I’m sorry to hear of the death of Donald Mitchell, the critic and publisher whose lifelong passions were Britten and Mahler. Together with Hans Keller, he promoted both causes in the late 1940s, founding Faber Music to publish Britten after his friend fell out with Boosey & Hawkes and writing several lengthy studies of Mahler that contained profound and original insights into the composer. Donald was 92 and had been suffering from dementia for more than a decade. His wife, Kathleen, died earlier this year.
Two fond memories:
After the great English storm of 1987, Donald called me to say he was still without electricity and was depressed that the storm had blown down a tree that Britten and Pears had planted in his garden. He found comfort, he said, by reading the pages in my book Mahler Remembered where the composer, alone on a rainswept mountain, was starting to compose his ninth symphony. Suddenly, said Donald, ‘life was meaningful again.’

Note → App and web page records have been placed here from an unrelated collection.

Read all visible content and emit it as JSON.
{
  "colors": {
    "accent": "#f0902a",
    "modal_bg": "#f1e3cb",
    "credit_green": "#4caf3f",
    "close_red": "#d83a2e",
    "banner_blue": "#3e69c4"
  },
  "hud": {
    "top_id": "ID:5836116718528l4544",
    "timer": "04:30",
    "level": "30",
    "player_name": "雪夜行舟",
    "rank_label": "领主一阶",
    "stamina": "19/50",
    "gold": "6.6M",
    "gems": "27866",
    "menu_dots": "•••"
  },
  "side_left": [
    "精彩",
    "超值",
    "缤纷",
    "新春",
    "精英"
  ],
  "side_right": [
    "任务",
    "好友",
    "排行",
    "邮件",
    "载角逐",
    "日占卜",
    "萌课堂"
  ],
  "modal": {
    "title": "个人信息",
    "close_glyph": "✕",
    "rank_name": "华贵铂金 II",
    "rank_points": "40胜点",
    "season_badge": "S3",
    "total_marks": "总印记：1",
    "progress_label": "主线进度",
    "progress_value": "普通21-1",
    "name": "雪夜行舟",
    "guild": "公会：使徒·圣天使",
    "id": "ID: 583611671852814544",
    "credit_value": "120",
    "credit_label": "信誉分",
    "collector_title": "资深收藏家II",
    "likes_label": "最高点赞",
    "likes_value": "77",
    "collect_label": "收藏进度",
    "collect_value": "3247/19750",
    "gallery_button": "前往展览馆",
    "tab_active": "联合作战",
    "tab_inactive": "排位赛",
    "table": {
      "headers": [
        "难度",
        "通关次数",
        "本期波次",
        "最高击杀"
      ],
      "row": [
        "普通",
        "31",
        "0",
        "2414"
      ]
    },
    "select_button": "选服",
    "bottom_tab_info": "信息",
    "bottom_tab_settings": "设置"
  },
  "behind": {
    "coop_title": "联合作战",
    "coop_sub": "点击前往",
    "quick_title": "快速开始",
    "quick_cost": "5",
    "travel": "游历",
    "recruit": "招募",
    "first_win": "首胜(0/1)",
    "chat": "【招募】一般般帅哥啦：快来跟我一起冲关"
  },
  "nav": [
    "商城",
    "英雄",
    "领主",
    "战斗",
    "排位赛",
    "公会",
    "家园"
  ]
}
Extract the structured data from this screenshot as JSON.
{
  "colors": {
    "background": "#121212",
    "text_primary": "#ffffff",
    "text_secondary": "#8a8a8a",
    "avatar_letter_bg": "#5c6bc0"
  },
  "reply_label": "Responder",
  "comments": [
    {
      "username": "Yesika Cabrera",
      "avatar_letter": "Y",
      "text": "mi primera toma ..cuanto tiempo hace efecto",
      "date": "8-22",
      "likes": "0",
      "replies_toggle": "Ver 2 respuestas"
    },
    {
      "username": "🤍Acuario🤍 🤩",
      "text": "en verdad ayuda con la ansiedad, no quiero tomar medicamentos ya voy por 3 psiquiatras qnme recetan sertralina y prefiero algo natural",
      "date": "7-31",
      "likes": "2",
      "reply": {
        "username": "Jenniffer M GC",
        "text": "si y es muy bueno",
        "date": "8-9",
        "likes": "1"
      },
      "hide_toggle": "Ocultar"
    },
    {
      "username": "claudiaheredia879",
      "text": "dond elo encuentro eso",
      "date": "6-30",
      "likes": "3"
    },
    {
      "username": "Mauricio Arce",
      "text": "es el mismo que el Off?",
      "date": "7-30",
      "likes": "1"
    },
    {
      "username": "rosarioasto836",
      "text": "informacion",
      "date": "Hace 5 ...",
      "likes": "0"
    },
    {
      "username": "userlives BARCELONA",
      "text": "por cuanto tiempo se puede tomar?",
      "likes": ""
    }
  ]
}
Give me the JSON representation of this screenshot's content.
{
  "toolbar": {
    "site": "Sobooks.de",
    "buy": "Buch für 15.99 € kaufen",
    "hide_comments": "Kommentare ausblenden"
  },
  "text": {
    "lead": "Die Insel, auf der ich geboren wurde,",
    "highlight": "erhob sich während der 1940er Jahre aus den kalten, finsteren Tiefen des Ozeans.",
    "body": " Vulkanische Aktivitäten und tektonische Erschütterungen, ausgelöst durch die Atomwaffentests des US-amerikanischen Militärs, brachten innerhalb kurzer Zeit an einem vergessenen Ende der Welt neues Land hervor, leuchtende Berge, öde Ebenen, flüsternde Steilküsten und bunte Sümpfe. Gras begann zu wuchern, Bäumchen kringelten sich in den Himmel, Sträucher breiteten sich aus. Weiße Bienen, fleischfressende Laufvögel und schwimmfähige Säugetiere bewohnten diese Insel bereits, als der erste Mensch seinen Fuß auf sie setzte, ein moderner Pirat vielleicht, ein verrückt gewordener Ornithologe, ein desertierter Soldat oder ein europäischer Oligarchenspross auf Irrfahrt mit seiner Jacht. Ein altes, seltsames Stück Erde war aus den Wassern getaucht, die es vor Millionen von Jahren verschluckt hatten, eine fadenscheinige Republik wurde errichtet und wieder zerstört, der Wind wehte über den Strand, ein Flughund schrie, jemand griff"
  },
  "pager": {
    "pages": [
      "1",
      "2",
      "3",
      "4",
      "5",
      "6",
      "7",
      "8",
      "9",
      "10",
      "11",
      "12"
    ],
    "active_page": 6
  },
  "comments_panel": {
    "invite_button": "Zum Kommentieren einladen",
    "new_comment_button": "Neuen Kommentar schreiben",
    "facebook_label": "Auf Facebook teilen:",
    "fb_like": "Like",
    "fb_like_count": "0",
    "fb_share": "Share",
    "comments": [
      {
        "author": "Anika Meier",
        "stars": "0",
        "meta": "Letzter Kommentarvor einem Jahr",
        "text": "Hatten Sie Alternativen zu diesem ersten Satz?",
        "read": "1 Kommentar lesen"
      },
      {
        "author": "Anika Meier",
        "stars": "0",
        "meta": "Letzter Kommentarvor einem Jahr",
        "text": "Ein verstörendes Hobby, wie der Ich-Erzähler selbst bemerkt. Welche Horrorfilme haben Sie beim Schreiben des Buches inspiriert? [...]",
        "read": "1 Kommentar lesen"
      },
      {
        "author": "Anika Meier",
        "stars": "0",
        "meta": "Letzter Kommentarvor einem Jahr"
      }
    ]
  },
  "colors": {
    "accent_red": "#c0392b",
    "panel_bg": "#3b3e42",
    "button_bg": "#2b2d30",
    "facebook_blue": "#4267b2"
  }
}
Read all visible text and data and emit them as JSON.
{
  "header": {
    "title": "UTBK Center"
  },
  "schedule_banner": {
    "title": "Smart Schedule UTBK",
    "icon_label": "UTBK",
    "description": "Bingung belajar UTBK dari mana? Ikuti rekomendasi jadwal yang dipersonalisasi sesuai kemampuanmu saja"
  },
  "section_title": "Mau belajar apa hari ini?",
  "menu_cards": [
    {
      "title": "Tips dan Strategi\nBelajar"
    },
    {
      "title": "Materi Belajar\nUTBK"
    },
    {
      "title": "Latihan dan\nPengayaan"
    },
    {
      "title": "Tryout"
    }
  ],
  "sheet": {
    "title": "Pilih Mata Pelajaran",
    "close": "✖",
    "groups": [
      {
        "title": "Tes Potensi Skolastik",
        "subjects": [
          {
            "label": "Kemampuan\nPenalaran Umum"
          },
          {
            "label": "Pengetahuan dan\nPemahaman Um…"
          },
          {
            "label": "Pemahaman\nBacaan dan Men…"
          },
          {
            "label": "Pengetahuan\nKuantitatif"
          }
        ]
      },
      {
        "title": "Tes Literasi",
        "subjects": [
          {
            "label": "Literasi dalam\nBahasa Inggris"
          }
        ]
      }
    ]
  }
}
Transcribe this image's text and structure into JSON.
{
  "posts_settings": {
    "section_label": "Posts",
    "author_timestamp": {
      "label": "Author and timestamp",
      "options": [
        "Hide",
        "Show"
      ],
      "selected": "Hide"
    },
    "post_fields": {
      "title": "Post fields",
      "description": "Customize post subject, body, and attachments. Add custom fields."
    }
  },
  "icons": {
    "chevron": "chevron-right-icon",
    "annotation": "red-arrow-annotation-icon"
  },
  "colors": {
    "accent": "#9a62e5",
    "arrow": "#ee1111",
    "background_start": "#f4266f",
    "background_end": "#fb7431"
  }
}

We were walking in Stockholm with Henry-Louis de La Grange, the French Mahlerian, who expressed an innocent interest in the works of Michael Tippett in relation to Benjamin Britten. ‘Not to be mentioned in the same breath,’ said Donald, whose loyalties never wavered.